The orders issued on Keystone and Dakota Access focus on very different processes, but seek the same result of expediting those processes, including by relying on existing environmental review. Significantly, neither mandate a particular result, though the President has said he supports both projects.
The order on construction of the Keystone XL Pipeline maintains the long-standing delegation to the State Department to make a “national interest” determination, including by undertaking NEPA review. But the new order then moves to expedite review by setting a 60 day deadline for the State Department and deeming the existing environmental review to fulfill the NEPA review requirement. The order then goes on to require the Army Corps of Engineers, the BLM, Fish & Wildlife Service and other agencies to expedite any review of domestic construction under their jurisdictions.
The Dakota Access pipeline does not require a presidential permit but instead is subject to the same agency reviews as those mentioned in the Keystone order for wholly domestic construction. Similar to that order, the President requires the relevant agencies to expedite their reviews and consider existing environmental assessments, while authorizing the Corps to rescind a more recent decision to expand environmental review.
Given the controversial nature of both projects, litigation is likely once any final decisions are made on the relevant permits. Here again the different nature of the processes will be significant. It will be harder to challenge a presidential permit decision since it is based on executive authority and not statutory law. A Corps decision in the Dakota Access matter, on the other hand, is like any other major federal permitting action, which was subject to challenge under the Administrative Procedure Act, NEPA and other relevant statutes.

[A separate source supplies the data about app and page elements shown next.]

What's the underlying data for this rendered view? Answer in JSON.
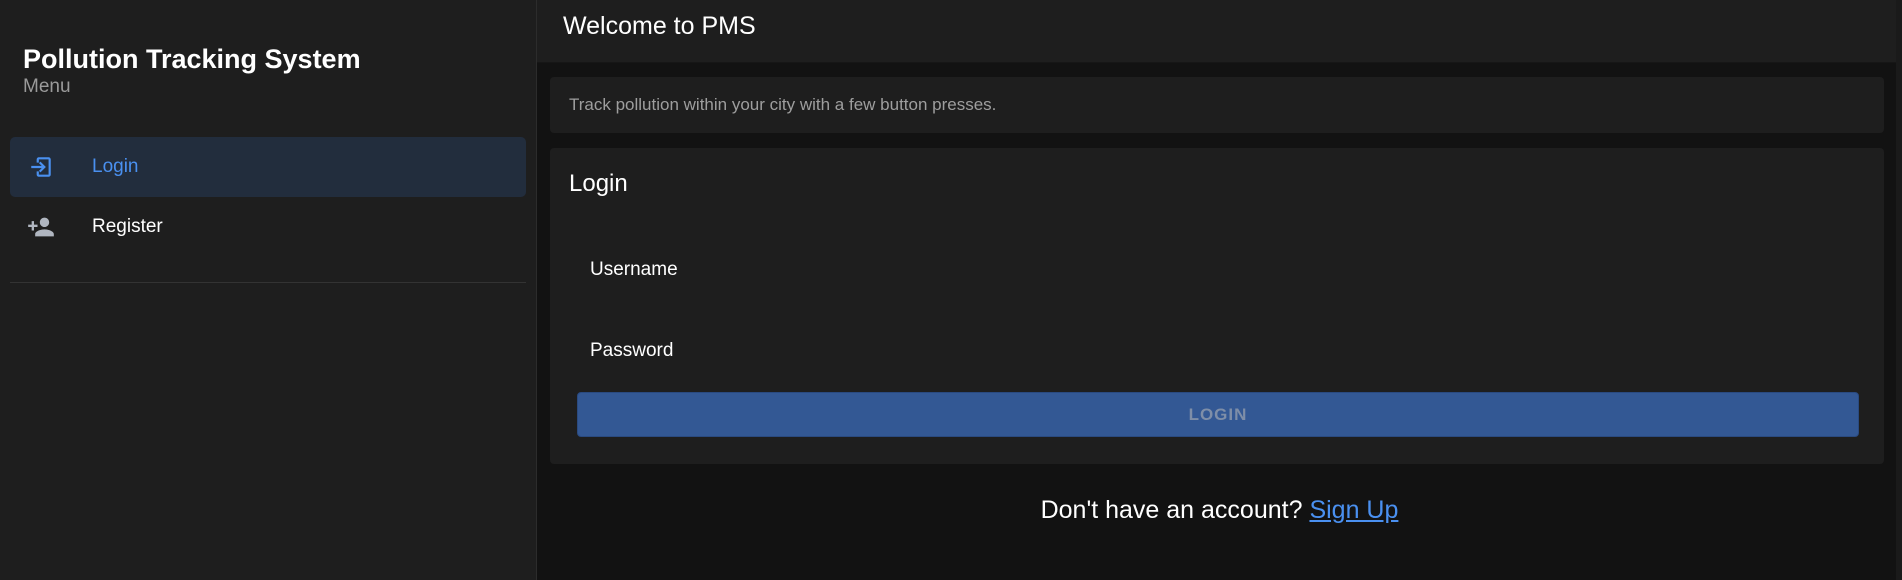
{
  "sidebar": {
    "title": "Pollution Tracking System",
    "subtitle": "Menu",
    "items": [
      {
        "label": "Login",
        "icon": "login-icon",
        "active": true
      },
      {
        "label": "Register",
        "icon": "person-add-icon",
        "active": false
      }
    ]
  },
  "header": {
    "title": "Welcome to PMS"
  },
  "info": {
    "text": "Track pollution within your city with a few button presses."
  },
  "login_form": {
    "title": "Login",
    "username_placeholder": "Username",
    "password_placeholder": "Password",
    "button_label": "LOGIN"
  },
  "signup": {
    "prompt": "Don't have an account?",
    "link_label": "Sign Up"
  },
  "colors": {
    "accent": "#4a90f0",
    "button_bg": "#335894",
    "sidebar_bg": "#1e1e1e",
    "page_bg": "#121212"
  }
}
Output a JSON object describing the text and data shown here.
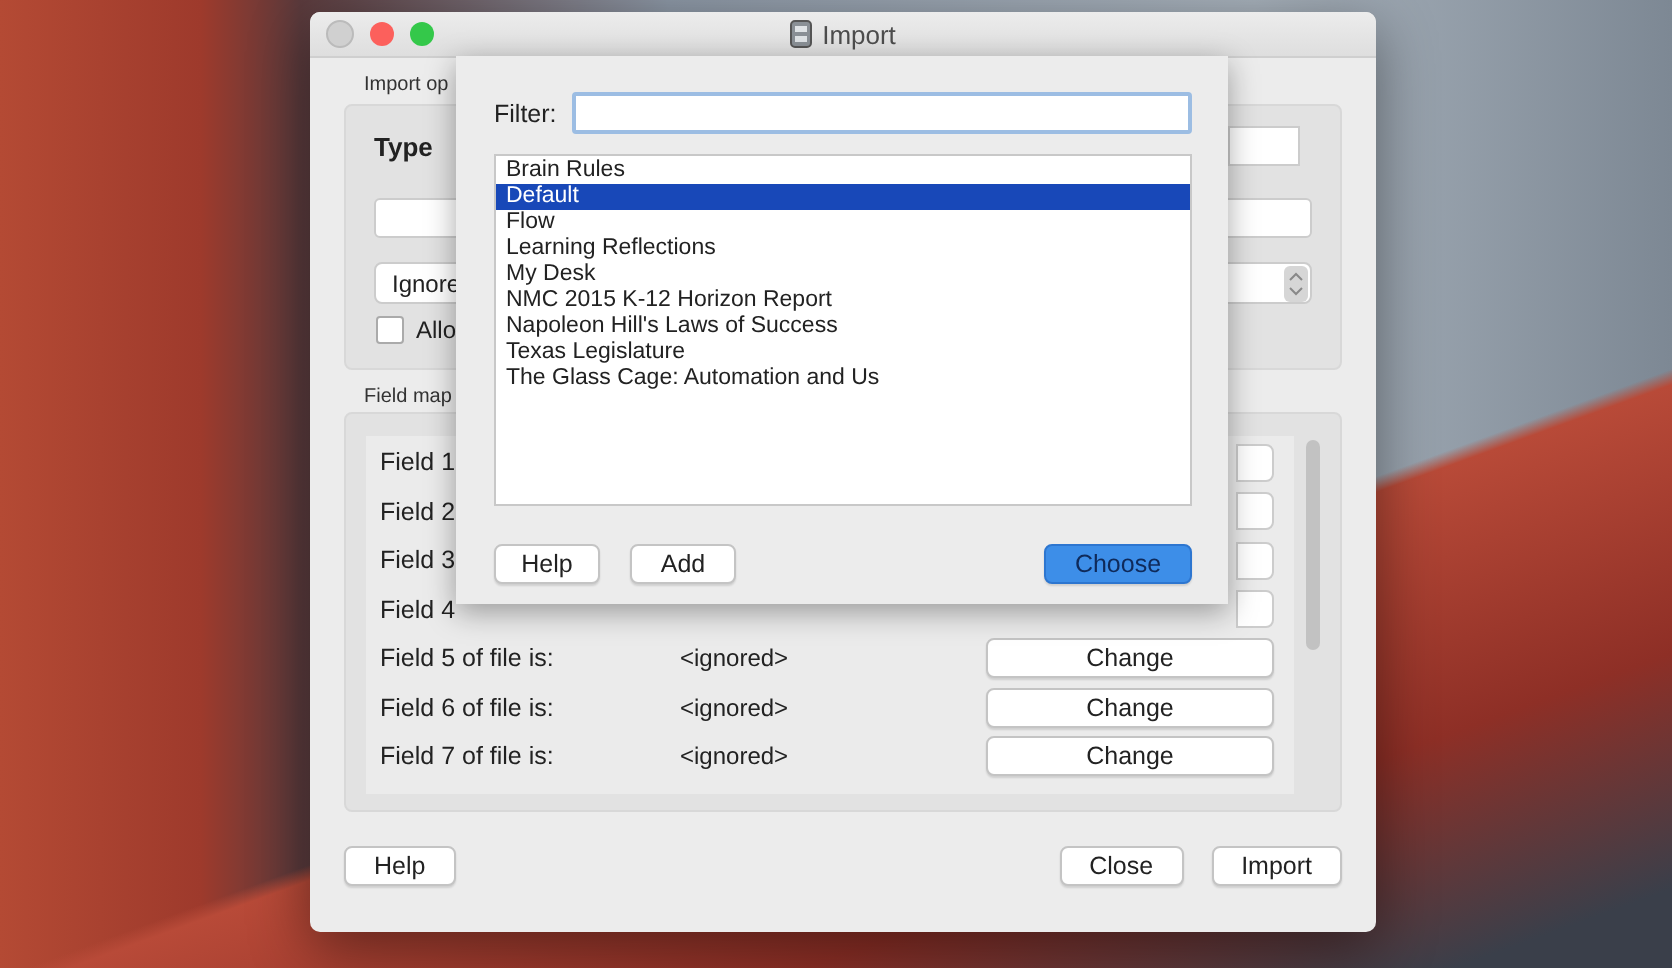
{
  "window": {
    "title": "Import"
  },
  "import_options": {
    "label": "Import op",
    "type_label": "Type",
    "popup_value": "Ignore",
    "checkbox": {
      "label": "Allo",
      "checked": false
    }
  },
  "field_mapping": {
    "label": "Field map",
    "rows": [
      {
        "kind": "covered",
        "label": "Field 1"
      },
      {
        "kind": "covered",
        "label": "Field 2"
      },
      {
        "kind": "covered",
        "label": "Field 3"
      },
      {
        "kind": "covered",
        "label": "Field 4"
      },
      {
        "kind": "full",
        "label": "Field 5 of file is:",
        "value": "<ignored>",
        "button": "Change"
      },
      {
        "kind": "full",
        "label": "Field 6 of file is:",
        "value": "<ignored>",
        "button": "Change"
      },
      {
        "kind": "full",
        "label": "Field 7 of file is:",
        "value": "<ignored>",
        "button": "Change"
      }
    ]
  },
  "footer": {
    "help": "Help",
    "close": "Close",
    "import": "Import"
  },
  "sheet": {
    "filter_label": "Filter:",
    "items": [
      {
        "label": "Brain Rules",
        "selected": false
      },
      {
        "label": "Default",
        "selected": true
      },
      {
        "label": "Flow",
        "selected": false
      },
      {
        "label": "Learning Reflections",
        "selected": false
      },
      {
        "label": "My Desk",
        "selected": false
      },
      {
        "label": "NMC 2015 K-12 Horizon Report",
        "selected": false
      },
      {
        "label": "Napoleon Hill's Laws of Success",
        "selected": false
      },
      {
        "label": "Texas Legislature",
        "selected": false
      },
      {
        "label": "The Glass Cage: Automation and Us",
        "selected": false
      }
    ],
    "buttons": {
      "help": "Help",
      "add": "Add",
      "choose": "Choose"
    }
  }
}
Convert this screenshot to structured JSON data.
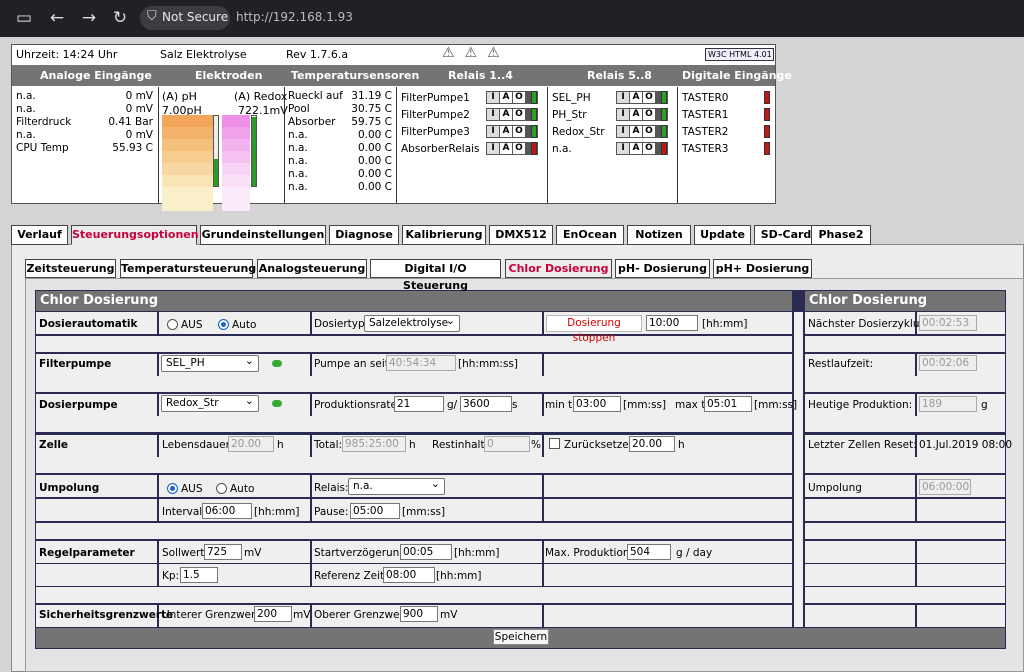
{
  "browser": {
    "not_secure": "Not Secure",
    "url": "http://192.168.1.93"
  },
  "status": {
    "time": "Uhrzeit: 14:24 Uhr",
    "name": "Salz Elektrolyse",
    "rev": "Rev 1.7.6.a",
    "validator": "HTML 4.01"
  },
  "headers": [
    "Analoge Eingänge",
    "Elektroden",
    "Temperatursensoren",
    "Relais 1..4",
    "Relais 5..8",
    "Digitale Eingänge"
  ],
  "analog": [
    {
      "label": "n.a.",
      "value": "0 mV"
    },
    {
      "label": "n.a.",
      "value": "0 mV"
    },
    {
      "label": "Filterdruck",
      "value": "0.41 Bar"
    },
    {
      "label": "n.a.",
      "value": "0 mV"
    },
    {
      "label": "CPU Temp",
      "value": "55.93 C"
    }
  ],
  "electrodes": {
    "ph_label": "(A) pH",
    "redox_label": "(A) Redox",
    "ph_value": "7.00pH",
    "redox_value": "722.1mV"
  },
  "temps": [
    {
      "label": "Rueckl auf",
      "value": "31.19 C"
    },
    {
      "label": "Pool",
      "value": "30.75 C"
    },
    {
      "label": "Absorber",
      "value": "59.75 C"
    },
    {
      "label": "n.a.",
      "value": "0.00 C"
    },
    {
      "label": "n.a.",
      "value": "0.00 C"
    },
    {
      "label": "n.a.",
      "value": "0.00 C"
    },
    {
      "label": "n.a.",
      "value": "0.00 C"
    },
    {
      "label": "n.a.",
      "value": "0.00 C"
    }
  ],
  "relais1": [
    {
      "label": "FilterPumpe1",
      "state": "on"
    },
    {
      "label": "FilterPumpe2",
      "state": "on"
    },
    {
      "label": "FilterPumpe3",
      "state": "on"
    },
    {
      "label": "AbsorberRelais",
      "state": "off"
    }
  ],
  "relais2": [
    {
      "label": "SEL_PH",
      "state": "on"
    },
    {
      "label": "PH_Str",
      "state": "on"
    },
    {
      "label": "Redox_Str",
      "state": "on"
    },
    {
      "label": "n.a.",
      "state": "off"
    }
  ],
  "iao": [
    "I",
    "A",
    "O"
  ],
  "digital": [
    "TASTER0",
    "TASTER1",
    "TASTER2",
    "TASTER3"
  ],
  "tabs": [
    "Verlauf",
    "Steuerungsoptionen",
    "Grundeinstellungen",
    "Diagnose",
    "Kalibrierung",
    "DMX512",
    "EnOcean",
    "Notizen",
    "Update",
    "SD-Card",
    "Phase2"
  ],
  "subtabs": [
    "Zeitsteuerung",
    "Temperatursteuerung",
    "Analogsteuerung",
    "Digital I/O Steuerung",
    "Chlor Dosierung",
    "pH- Dosierung",
    "pH+ Dosierung"
  ],
  "form": {
    "title": "Chlor Dosierung",
    "title_right": "Chlor Dosierung",
    "dosierautomatik": "Dosierautomatik",
    "aus": "AUS",
    "auto": "Auto",
    "dosiertyp": "Dosiertyp:",
    "dosiertyp_value": "Salzelektrolyse",
    "stop_btn": "Dosierung stoppen",
    "stop_time": "10:00",
    "hhmm": "[hh:mm]",
    "next_label": "Nächster Dosierzyklus:",
    "next_value": "00:02:53",
    "filterpumpe": "Filterpumpe",
    "filter_sel": "SEL_PH",
    "pumpe_an": "Pumpe an seit:",
    "pumpe_an_value": "40:54:34",
    "hhmmss": "[hh:mm:ss]",
    "rest_label": "Restlaufzeit:",
    "rest_value": "00:02:06",
    "dosierpumpe": "Dosierpumpe",
    "dosier_sel": "Redox_Str",
    "prodrate": "Produktionsrate:",
    "prod1": "21",
    "prod_g": "g/",
    "prod2": "3600",
    "prod_s": "s",
    "mint": "min t:",
    "mint_value": "03:00",
    "mmss": "[mm:ss]",
    "maxt": "max t:",
    "maxt_value": "05:01",
    "heute_label": "Heutige Produktion:",
    "heute_value": "189",
    "heute_unit": "g",
    "zelle": "Zelle",
    "lebensdauer": "Lebensdauer:",
    "lebensdauer_value": "20.00",
    "h": "h",
    "total": "Total:",
    "total_value": "985:25:00",
    "restinhalt": "Restinhalt:",
    "restinhalt_value": "0",
    "percent": "%",
    "reset_label": "Zurücksetzen",
    "reset_value": "20.00",
    "zellreset_label": "Letzter Zellen Reset:",
    "zellreset_value": "01.Jul.2019 08:00",
    "umpolung": "Umpolung",
    "relais": "Relais:",
    "relais_sel": "n.a.",
    "interval": "Interval:",
    "interval_value": "06:00",
    "pause": "Pause:",
    "pause_value": "05:00",
    "umpolung_r": "Umpolung",
    "umpolung_r_value": "06:00:00",
    "regel": "Regelparameter",
    "sollwert": "Sollwert:",
    "sollwert_value": "725",
    "mv": "mV",
    "startv": "Startverzögerung:",
    "startv_value": "00:05",
    "maxprod": "Max. Produktion:",
    "maxprod_value": "504",
    "gday": "g / day",
    "kp": "Kp:",
    "kp_value": "1.5",
    "refzeit": "Referenz Zeit:",
    "refzeit_value": "08:00",
    "sicher": "Sicherheitsgrenzwerte",
    "unterer": "Unterer Grenzwert:",
    "unterer_value": "200",
    "oberer": "Oberer Grenzwert:",
    "oberer_value": "900",
    "save": "Speichern"
  },
  "colors": {
    "accent": "#c8003c",
    "header": "#747474",
    "table_border": "#2a2a52"
  }
}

This post was written by James Rubin. Mr. Rubin is a partner at the international law firm Dorsey & Whitney. Before going into private practice, Mr. Rubin served for 15 years in the Environment and Natural Resources Division of the U.S. Department of Justice, where he was an assistant chief in the Law and Policy Section, a trial attorney in the Environmental Defense Section, and an agency representative to the White House Climate Change Task Force. He was on was on several US delegations from 1995-2000, including at Kyoto. He coordinated the division’s international program and worked on a wide variety of domestic and international environmental policy and litigation matters, as well as trade and investment negotiations and disputes.